• _Exercise directions_
Return every entry exactly as it is written in the listing.

• _Information provided_
^^^^

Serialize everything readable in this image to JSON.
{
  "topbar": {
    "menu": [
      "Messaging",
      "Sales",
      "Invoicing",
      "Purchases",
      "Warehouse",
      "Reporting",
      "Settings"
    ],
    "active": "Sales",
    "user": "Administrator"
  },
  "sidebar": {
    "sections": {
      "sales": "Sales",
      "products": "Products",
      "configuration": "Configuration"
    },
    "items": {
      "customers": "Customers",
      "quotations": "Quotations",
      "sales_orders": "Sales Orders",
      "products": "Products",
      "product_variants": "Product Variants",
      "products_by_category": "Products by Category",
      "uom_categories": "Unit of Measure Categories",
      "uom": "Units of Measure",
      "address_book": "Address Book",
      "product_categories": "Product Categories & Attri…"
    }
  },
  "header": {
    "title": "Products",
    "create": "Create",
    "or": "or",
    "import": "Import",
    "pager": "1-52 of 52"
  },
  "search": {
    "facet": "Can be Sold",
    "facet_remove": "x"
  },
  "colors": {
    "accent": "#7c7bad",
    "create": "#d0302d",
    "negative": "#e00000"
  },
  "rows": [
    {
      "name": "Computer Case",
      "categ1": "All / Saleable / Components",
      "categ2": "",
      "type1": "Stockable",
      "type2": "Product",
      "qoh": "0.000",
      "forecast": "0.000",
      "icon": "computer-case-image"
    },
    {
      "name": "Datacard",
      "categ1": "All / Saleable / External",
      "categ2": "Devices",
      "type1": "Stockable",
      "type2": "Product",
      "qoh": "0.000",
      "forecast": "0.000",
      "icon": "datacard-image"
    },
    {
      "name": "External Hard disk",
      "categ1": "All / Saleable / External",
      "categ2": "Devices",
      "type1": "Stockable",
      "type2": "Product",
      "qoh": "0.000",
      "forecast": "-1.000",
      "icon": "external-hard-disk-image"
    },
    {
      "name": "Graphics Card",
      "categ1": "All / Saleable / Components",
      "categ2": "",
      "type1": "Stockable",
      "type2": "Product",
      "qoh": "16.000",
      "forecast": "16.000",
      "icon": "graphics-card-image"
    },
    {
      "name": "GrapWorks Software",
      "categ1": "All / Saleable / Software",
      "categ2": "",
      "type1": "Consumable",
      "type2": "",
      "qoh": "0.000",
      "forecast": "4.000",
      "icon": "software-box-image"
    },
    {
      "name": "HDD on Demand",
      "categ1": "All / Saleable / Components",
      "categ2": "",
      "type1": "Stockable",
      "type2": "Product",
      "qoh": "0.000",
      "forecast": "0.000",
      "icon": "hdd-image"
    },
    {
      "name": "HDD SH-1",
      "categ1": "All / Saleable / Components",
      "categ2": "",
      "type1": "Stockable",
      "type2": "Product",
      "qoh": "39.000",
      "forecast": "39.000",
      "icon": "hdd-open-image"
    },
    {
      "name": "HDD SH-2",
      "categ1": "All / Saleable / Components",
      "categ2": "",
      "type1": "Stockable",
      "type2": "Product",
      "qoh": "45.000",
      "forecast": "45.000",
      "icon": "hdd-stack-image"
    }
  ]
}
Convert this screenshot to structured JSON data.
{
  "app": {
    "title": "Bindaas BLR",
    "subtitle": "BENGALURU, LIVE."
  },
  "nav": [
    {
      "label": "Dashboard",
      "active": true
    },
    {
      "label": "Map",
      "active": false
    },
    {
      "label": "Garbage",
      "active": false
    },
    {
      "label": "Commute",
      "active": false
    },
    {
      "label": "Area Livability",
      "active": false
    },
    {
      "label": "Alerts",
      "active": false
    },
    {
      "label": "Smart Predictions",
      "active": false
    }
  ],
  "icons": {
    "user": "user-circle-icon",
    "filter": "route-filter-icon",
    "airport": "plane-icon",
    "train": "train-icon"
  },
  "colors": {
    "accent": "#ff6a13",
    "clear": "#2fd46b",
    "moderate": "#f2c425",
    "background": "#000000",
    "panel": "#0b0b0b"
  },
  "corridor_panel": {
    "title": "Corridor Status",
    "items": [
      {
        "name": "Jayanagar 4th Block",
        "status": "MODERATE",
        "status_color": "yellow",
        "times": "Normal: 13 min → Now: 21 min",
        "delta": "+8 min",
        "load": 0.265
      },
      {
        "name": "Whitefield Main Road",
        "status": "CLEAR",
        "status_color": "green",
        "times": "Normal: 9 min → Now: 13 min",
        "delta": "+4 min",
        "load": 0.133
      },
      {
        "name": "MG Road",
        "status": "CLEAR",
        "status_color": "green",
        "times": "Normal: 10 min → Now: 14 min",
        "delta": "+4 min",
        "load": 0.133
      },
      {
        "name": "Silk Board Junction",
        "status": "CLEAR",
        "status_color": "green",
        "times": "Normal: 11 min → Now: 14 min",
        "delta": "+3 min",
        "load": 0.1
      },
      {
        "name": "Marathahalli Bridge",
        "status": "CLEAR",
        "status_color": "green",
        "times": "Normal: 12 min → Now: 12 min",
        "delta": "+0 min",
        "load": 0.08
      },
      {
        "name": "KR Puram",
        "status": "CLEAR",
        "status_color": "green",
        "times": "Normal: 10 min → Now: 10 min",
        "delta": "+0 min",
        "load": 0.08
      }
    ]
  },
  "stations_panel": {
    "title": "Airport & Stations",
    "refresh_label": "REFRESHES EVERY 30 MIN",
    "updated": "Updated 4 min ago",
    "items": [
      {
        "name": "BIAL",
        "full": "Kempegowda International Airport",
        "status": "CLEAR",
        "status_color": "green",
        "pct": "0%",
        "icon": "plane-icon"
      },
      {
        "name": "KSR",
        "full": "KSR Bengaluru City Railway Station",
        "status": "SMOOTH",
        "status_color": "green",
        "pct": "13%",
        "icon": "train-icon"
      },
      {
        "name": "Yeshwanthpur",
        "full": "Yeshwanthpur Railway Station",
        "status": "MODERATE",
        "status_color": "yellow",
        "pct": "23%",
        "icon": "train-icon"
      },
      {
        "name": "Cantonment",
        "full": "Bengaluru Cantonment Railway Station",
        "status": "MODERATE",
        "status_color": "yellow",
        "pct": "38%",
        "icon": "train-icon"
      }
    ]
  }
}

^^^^

• _Output below_
Serialize everything readable in this image to JSON.
{
  "topbar": {
    "menu": [
      "Messaging",
      "Sales",
      "Invoicing",
      "Purchases",
      "Warehouse",
      "Reporting",
      "Settings"
    ],
    "active": "Sales",
    "user": "Administrator"
  },
  "sidebar": {
    "sections": {
      "sales": "Sales",
      "products": "Products",
      "configuration": "Configuration"
    },
    "items": {
      "customers": "Customers",
      "quotations": "Quotations",
      "sales_orders": "Sales Orders",
      "products": "Products",
      "product_variants": "Product Variants",
      "products_by_category": "Products by Category",
      "uom_categories": "Unit of Measure Categories",
      "uom": "Units of Measure",
      "address_book": "Address Book",
      "product_categories": "Product Categories & Attri…"
    }
  },
  "header": {
    "title": "Products",
    "create": "Create",
    "or": "or",
    "import": "Import",
    "pager": "1-52 of 52"
  },
  "search": {
    "facet": "Can be Sold",
    "facet_remove": "x"
  },
  "colors": {
    "accent": "#7c7bad",
    "create": "#d0302d",
    "negative": "#e00000"
  },
  "rows": [
    {
      "name": "Computer Case",
      "categ1": "All / Saleable / Components",
      "categ2": "",
      "type1": "Stockable",
      "type2": "Product",
      "qoh": "0.000",
      "forecast": "0.000",
      "icon": "computer-case-image"
    },
    {
      "name": "Datacard",
      "categ1": "All / Saleable / External",
      "categ2": "Devices",
      "type1": "Stockable",
      "type2": "Product",
      "qoh": "0.000",
      "forecast": "0.000",
      "icon": "datacard-image"
    },
    {
      "name": "External Hard disk",
      "categ1": "All / Saleable / External",
      "categ2": "Devices",
      "type1": "Stockable",
      "type2": "Product",
      "qoh": "0.000",
      "forecast": "-1.000",
      "icon": "external-hard-disk-image"
    },
    {
      "name": "Graphics Card",
      "categ1": "All / Saleable / Components",
      "categ2": "",
      "type1": "Stockable",
      "type2": "Product",
      "qoh": "16.000",
      "forecast": "16.000",
      "icon": "graphics-card-image"
    },
    {
      "name": "GrapWorks Software",
      "categ1": "All / Saleable / Software",
      "categ2": "",
      "type1": "Consumable",
      "type2": "",
      "qoh": "0.000",
      "forecast": "4.000",
      "icon": "software-box-image"
    },
    {
      "name": "HDD on Demand",
      "categ1": "All / Saleable / Components",
      "categ2": "",
      "type1": "Stockable",
      "type2": "Product",
      "qoh": "0.000",
      "forecast": "0.000",
      "icon": "hdd-image"
    },
    {
      "name": "HDD SH-1",
      "categ1": "All / Saleable / Components",
      "categ2": "",
      "type1": "Stockable",
      "type2": "Product",
      "qoh": "39.000",
      "forecast": "39.000",
      "icon": "hdd-open-image"
    },
    {
      "name": "HDD SH-2",
      "categ1": "All / Saleable / Components",
      "categ2": "",
      "type1": "Stockable",
      "type2": "Product",
      "qoh": "45.000",
      "forecast": "45.000",
      "icon": "hdd-stack-image"
    }
  ]
}
Convert this screenshot to structured JSON data.
{
  "app": {
    "title": "Bindaas BLR",
    "subtitle": "BENGALURU, LIVE."
  },
  "nav": [
    {
      "label": "Dashboard",
      "active": true
    },
    {
      "label": "Map",
      "active": false
    },
    {
      "label": "Garbage",
      "active": false
    },
    {
      "label": "Commute",
      "active": false
    },
    {
      "label": "Area Livability",
      "active": false
    },
    {
      "label": "Alerts",
      "active": false
    },
    {
      "label": "Smart Predictions",
      "active": false
    }
  ],
  "icons": {
    "user": "user-circle-icon",
    "filter": "route-filter-icon",
    "airport": "plane-icon",
    "train": "train-icon"
  },
  "colors": {
    "accent": "#ff6a13",
    "clear": "#2fd46b",
    "moderate": "#f2c425",
    "background": "#000000",
    "panel": "#0b0b0b"
  },
  "corridor_panel": {
    "title": "Corridor Status",
    "items": [
      {
        "name": "Jayanagar 4th Block",
        "status": "MODERATE",
        "status_color": "yellow",
        "times": "Normal: 13 min → Now: 21 min",
        "delta": "+8 min",
        "load": 0.265
      },
      {
        "name": "Whitefield Main Road",
        "status": "CLEAR",
        "status_color": "green",
        "times": "Normal: 9 min → Now: 13 min",
        "delta": "+4 min",
        "load": 0.133
      },
      {
        "name": "MG Road",
        "status": "CLEAR",
        "status_color": "green",
        "times": "Normal: 10 min → Now: 14 min",
        "delta": "+4 min",
        "load": 0.133
      },
      {
        "name": "Silk Board Junction",
        "status": "CLEAR",
        "status_color": "green",
        "times": "Normal: 11 min → Now: 14 min",
        "delta": "+3 min",
        "load": 0.1
      },
      {
        "name": "Marathahalli Bridge",
        "status": "CLEAR",
        "status_color": "green",
        "times": "Normal: 12 min → Now: 12 min",
        "delta": "+0 min",
        "load": 0.08
      },
      {
        "name": "KR Puram",
        "status": "CLEAR",
        "status_color": "green",
        "times": "Normal: 10 min → Now: 10 min",
        "delta": "+0 min",
        "load": 0.08
      }
    ]
  },
  "stations_panel": {
    "title": "Airport & Stations",
    "refresh_label": "REFRESHES EVERY 30 MIN",
    "updated": "Updated 4 min ago",
    "items": [
      {
        "name": "BIAL",
        "full": "Kempegowda International Airport",
        "status": "CLEAR",
        "status_color": "green",
        "pct": "0%",
        "icon": "plane-icon"
      },
      {
        "name": "KSR",
        "full": "KSR Bengaluru City Railway Station",
        "status": "SMOOTH",
        "status_color": "green",
        "pct": "13%",
        "icon": "train-icon"
      },
      {
        "name": "Yeshwanthpur",
        "full": "Yeshwanthpur Railway Station",
        "status": "MODERATE",
        "status_color": "yellow",
        "pct": "23%",
        "icon": "train-icon"
      },
      {
        "name": "Cantonment",
        "full": "Bengaluru Cantonment Railway Station",
        "status": "MODERATE",
        "status_color": "yellow",
        "pct": "38%",
        "icon": "train-icon"
      }
    ]
  }
}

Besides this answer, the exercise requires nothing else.